This metamorphosis isn’t happening in a vacuum. No company can merely snap its fingers and decide to become one of the world’s foremost players in AI. And to develop capabilities in this area requires more than computing power and human expertise. It also requires massive amounts of data about patterns in human language, in addition to intelligent algorithms that can interpret those patterns.
How did Microsoft come to acquire all this data about language patterns? In a word, Bing. Yes, the search engine many dismiss as an also-ran behind Google has had an outsized influence behind the scenes, serving as the foundation for much of the company’s AI expertise. Since 2009 (when Bing was launched), Microsoft has accumulated billions of natural-language questions about the kinds of things people ask and the ways they ask them. For example:
- “What’s the weather for next Tuesday in Florence?”
- “health benefits kale”
- “best burger joints Madison”
Bing has similarly has an impressive history of images submitted for searches saved in its vast database. The huge data store of natural language and images searches has given Microsoft an opportunity to develop AI algorithms, such as ones that can finish your search term for you, interpret your search term in the way you most likely intended it, or recognize objects in images. Machines learn by looking for patterns in data, and Bing has acquired far more than the critical mass of data needed to make useful insights possible.
The data provided by Bing, plus the desire to improve Bing search results, is one of the key factors that spurred Microsoft to accelerate its efforts in AI. As an example of this new focus on improving AI capabilities, Microsoft has adopted a type of reprogrammable computer chip—one that uses field programmable gate array (FPGA)-integrated circuits—to power the servers behind Bing and its AI-driven features. Using these chips, Microsoft engineers can write algorithms as needed right into the hardware instead of waiting years for better AI-optimized processors to appear on the market. And the new expertise and feature capabilities that Microsoft is developing in its AI efforts are being channeled to important products such as Microsoft Azure and Microsoft Office 365.

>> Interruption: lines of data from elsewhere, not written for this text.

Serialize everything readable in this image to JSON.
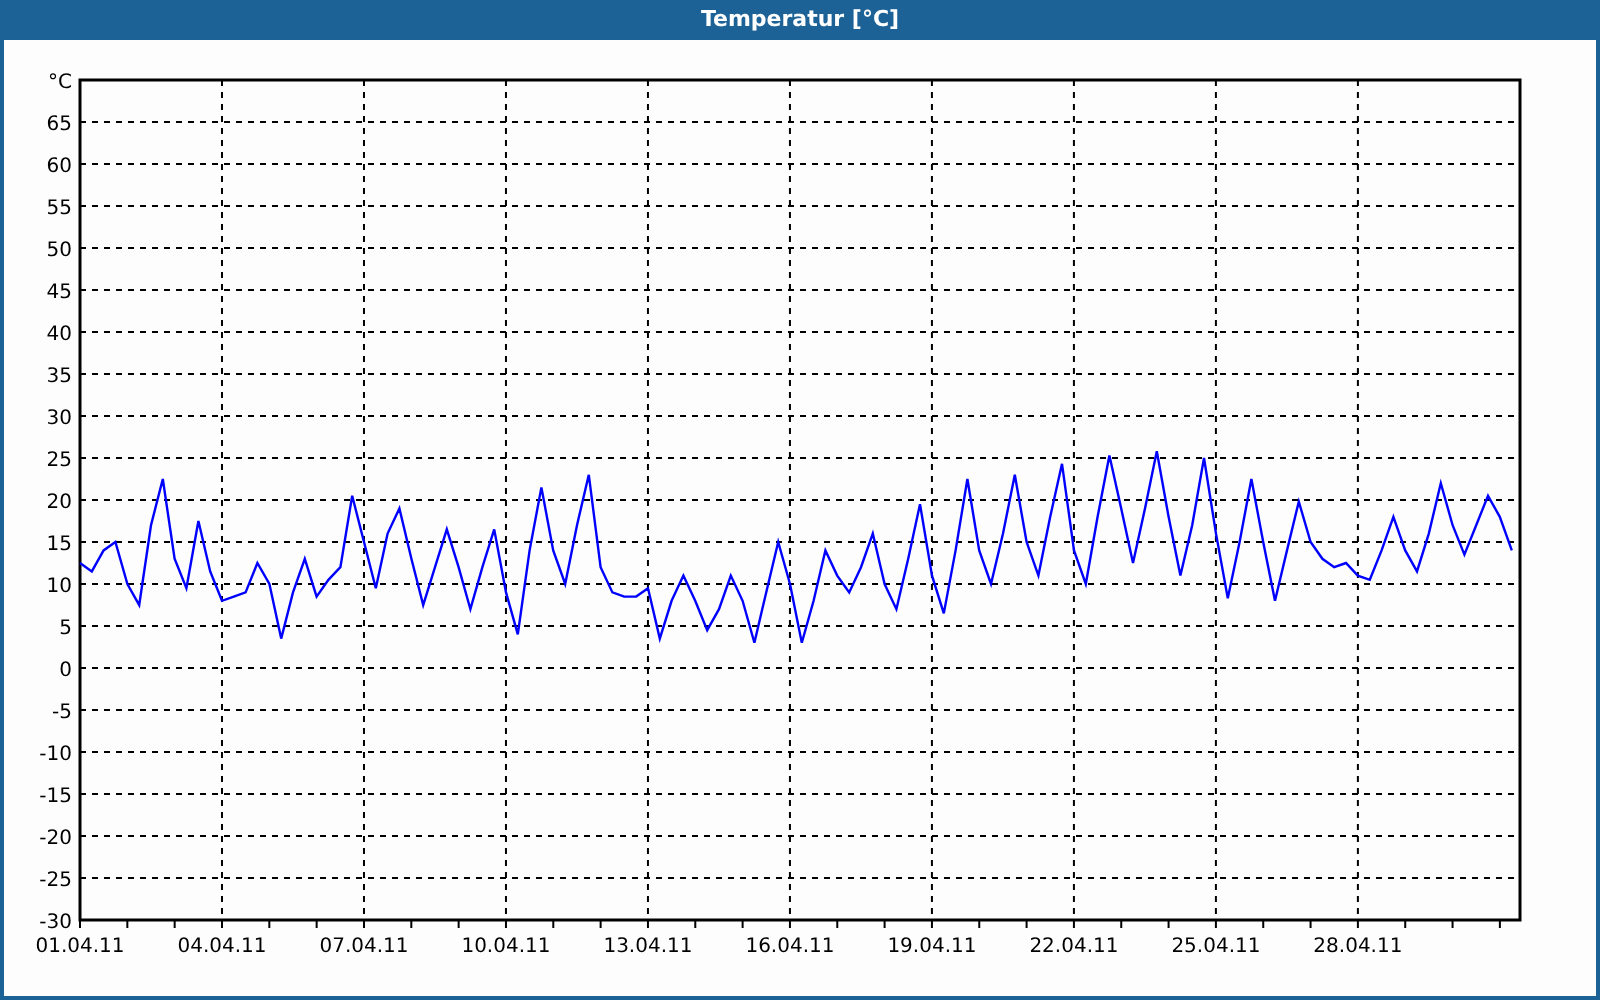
{
  "chart": {
    "chart_data": {
      "type": "line",
      "title": "Temperatur [°C]",
      "ylabel": "°C",
      "grid": true,
      "ylim": [
        -30,
        70
      ],
      "yticks": [
        -30,
        -25,
        -20,
        -15,
        -10,
        -5,
        0,
        5,
        10,
        15,
        20,
        25,
        30,
        35,
        40,
        45,
        50,
        55,
        60,
        65
      ],
      "categories": [
        "01.04.11",
        null,
        null,
        null,
        null,
        null,
        null,
        null,
        null,
        null,
        null,
        null,
        "04.04.11",
        null,
        null,
        null,
        null,
        null,
        null,
        null,
        null,
        null,
        null,
        null,
        "07.04.11",
        null,
        null,
        null,
        null,
        null,
        null,
        null,
        null,
        null,
        null,
        null,
        "10.04.11",
        null,
        null,
        null,
        null,
        null,
        null,
        null,
        null,
        null,
        null,
        null,
        "13.04.11",
        null,
        null,
        null,
        null,
        null,
        null,
        null,
        null,
        null,
        null,
        null,
        "16.04.11",
        null,
        null,
        null,
        null,
        null,
        null,
        null,
        null,
        null,
        null,
        null,
        "19.04.11",
        null,
        null,
        null,
        null,
        null,
        null,
        null,
        null,
        null,
        null,
        null,
        "22.04.11",
        null,
        null,
        null,
        null,
        null,
        null,
        null,
        null,
        null,
        null,
        null,
        "25.04.11",
        null,
        null,
        null,
        null,
        null,
        null,
        null,
        null,
        null,
        null,
        null,
        "28.04.11",
        null,
        null,
        null,
        null,
        null,
        null,
        null,
        null,
        null,
        null,
        null,
        null,
        null
      ],
      "series": [
        {
          "color": "#0000ff",
          "values": [
            12.5,
            11.5,
            14,
            15,
            10,
            7.5,
            17,
            22.5,
            13,
            9.5,
            17.5,
            11.5,
            8,
            8.5,
            9,
            12.5,
            10,
            3.5,
            9,
            13,
            8.5,
            10.5,
            12,
            20.5,
            15,
            9.5,
            16,
            19,
            13,
            7.5,
            12,
            16.5,
            12,
            7,
            12,
            16.5,
            9,
            4,
            14,
            21.5,
            14,
            10,
            17,
            23,
            12,
            9,
            8.5,
            8.5,
            9.5,
            3.5,
            8,
            11,
            8,
            4.5,
            7,
            11,
            8,
            3,
            9,
            15,
            10,
            3,
            8,
            14,
            11,
            9,
            12,
            16,
            10,
            7,
            13,
            19.5,
            11,
            6.5,
            14,
            22.5,
            14,
            10,
            16,
            23,
            15,
            11,
            18,
            24.3,
            14,
            10,
            18,
            25.3,
            19,
            12.5,
            19,
            25.8,
            18,
            11,
            17,
            25,
            16,
            8.3,
            15,
            22.5,
            15,
            8,
            14,
            19.8,
            15,
            13,
            12,
            12.5,
            11,
            10.5,
            14,
            18,
            14,
            11.5,
            16,
            22,
            17,
            13.5,
            17,
            20.5,
            18,
            14
          ]
        }
      ]
    }
  }
}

Just as Bing has galvanized Microsoft in its AI efforts, the fruits of these new AI initiatives are also being funneled back into Bing. Recently, for example, Bing introduced the ability to respond with multiple perspectives to questions that don’t have one clear answer, such as “Is coffee good for you?” And back in December, Microsoft announced a number of other new AI-driven features in Bing. For example, Bing can now formulate a single answer to a question based on information drawn from multiple sources, which itself builds on improved reading comprehension announced earlier last year, in addition to FPGA algorithms. Other new AI-powered features in Bing include interactive search capabilities, in which Bing asks follow-up questions to enable more precise answers, and improved image-search capabilities.
Bing has been an unsung hero in Microsoft’s transition toward AI. Massive amounts of search data collected using Bing over the years has provided an opportunity for Microsoft to develop cutting-edge AI algorithms, in addition to an incentive for developing AI and improving Bing through these same algorithms. This motor that has spurred Microsoft to improve Bing has had positive spillover effects into other services the company offers. In many ways, Bing is a key reason Microsoft is positioned at the front lines of the AI revolution that is now fully underway in technology.